On the way out he'd banged the front door as hard as he could, just to complete the scene. By that time his anger was directed much more against himself than his unfortunate neighbour - if it hadn't been all along. Then he'd walked the streets, only returning home when he was sure that Penny would have gone to bed. A few hours sleep on the sofa, then a note scribbled to Penny, and he was gone. That note... It was a suicide note. He wished now that he hadn't written what he did. He needed only to have said that he was going away. And anyway, he could never have killed himself, especially not in a lovely place like this forest of his childhood.
It was a beautiful place, all the more so in the twilight hour. The wind breathed lightly through the tall trees all about him. A few yards from where he sat was a large log, behind which he could see outlined the ears of two rabbits, quite motionless. It was a picture of tranquillity. Why couldn't everything be like this?
He continued to watch the rabbits, wondering when they would move. They did not and, after a time, thinking that they might be asleep, he decided to go over to investigate.
There were no rabbits there. It was just an effect of the half-light on a misshapen branch. Or perhaps it was his confusion between fantasy and reality. He had been doing a lot of that lately. He laughed at his own foolishness.

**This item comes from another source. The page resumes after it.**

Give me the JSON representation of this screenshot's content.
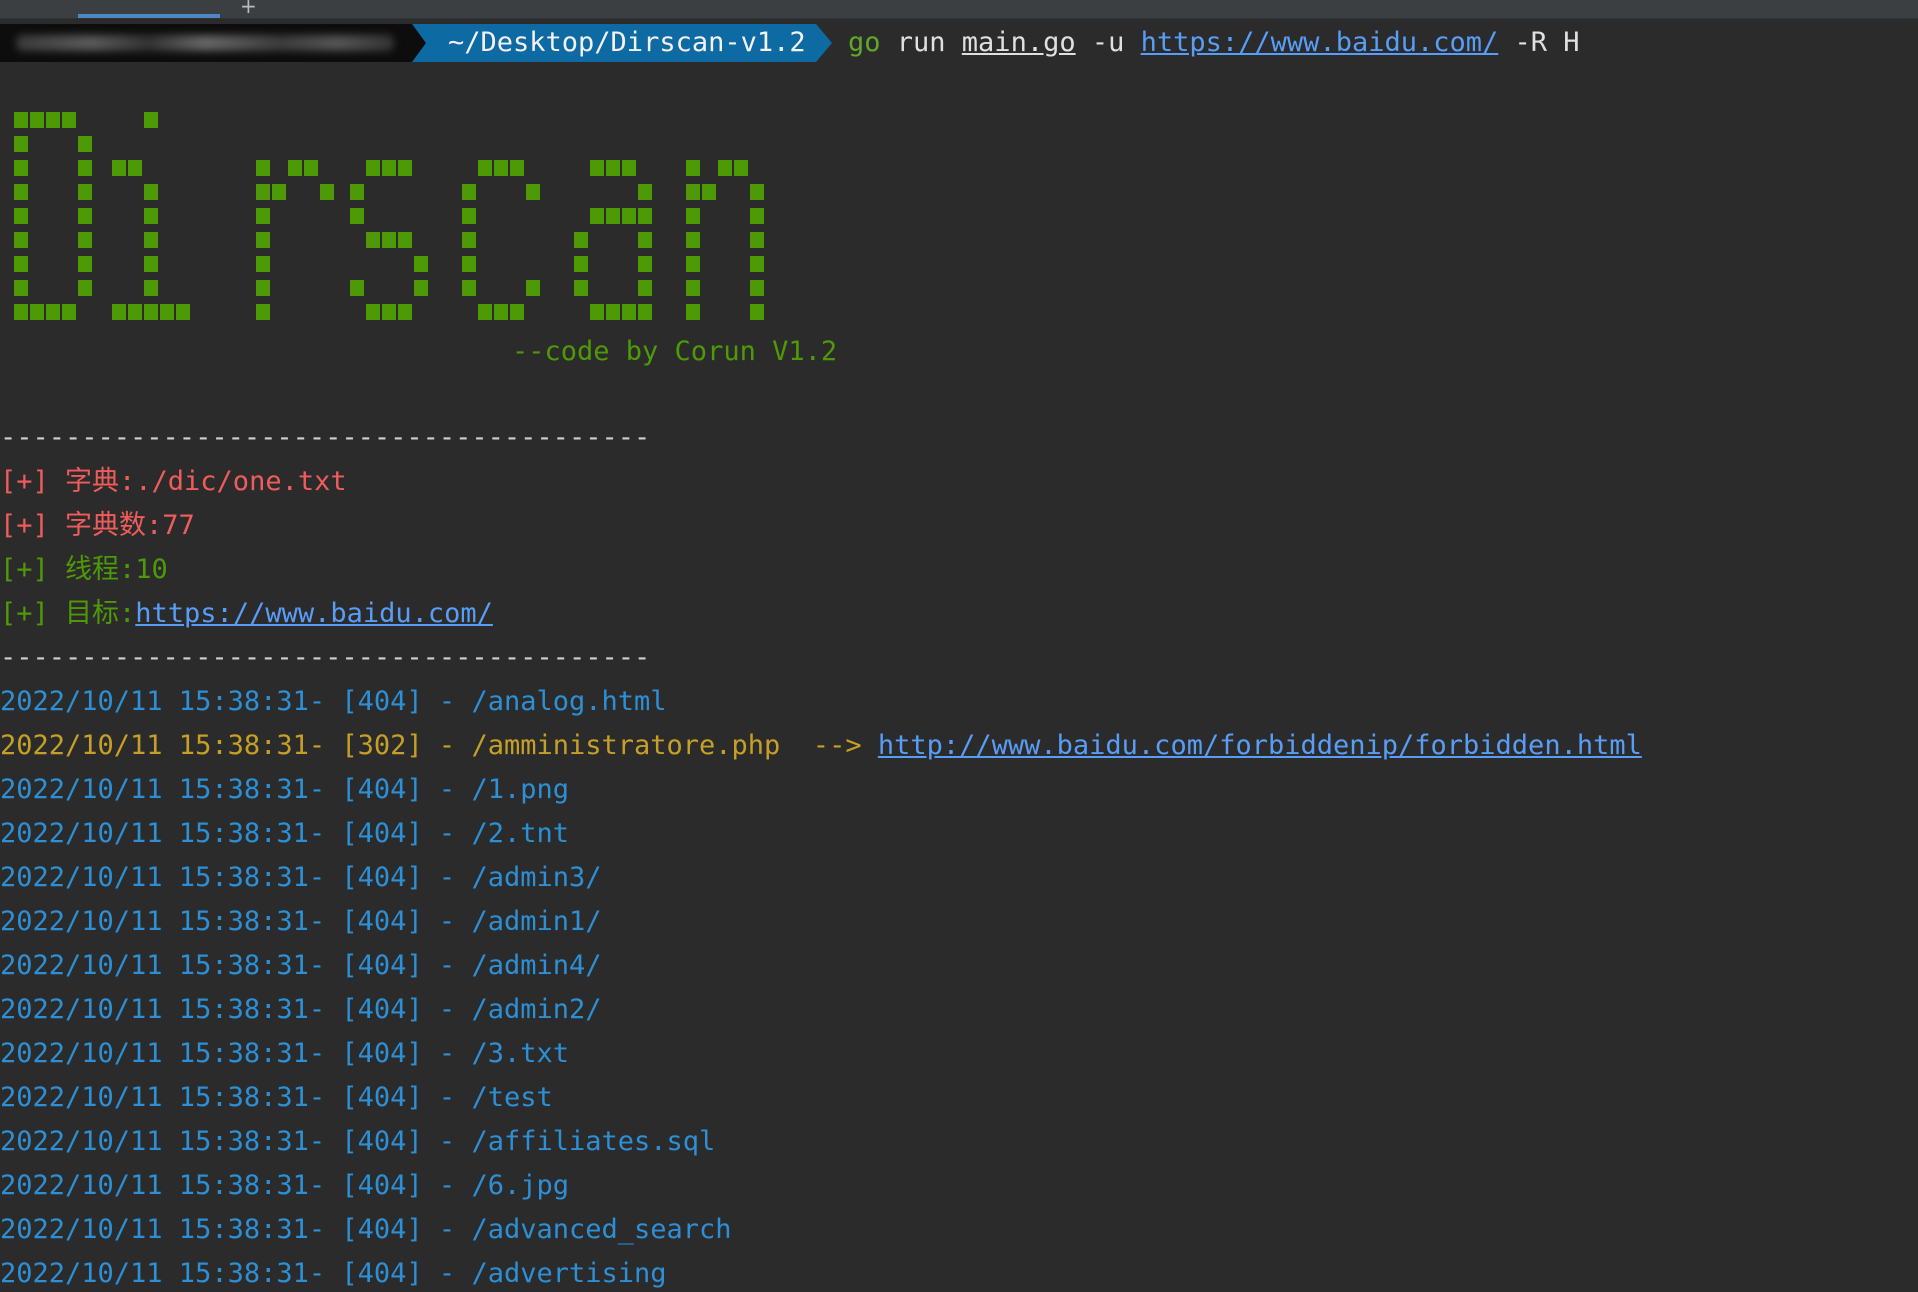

The fingers in his pocket touched the sharp corner of something that was substantial and reassuring. It was his return railway ticket. There might still be time, if he hurried...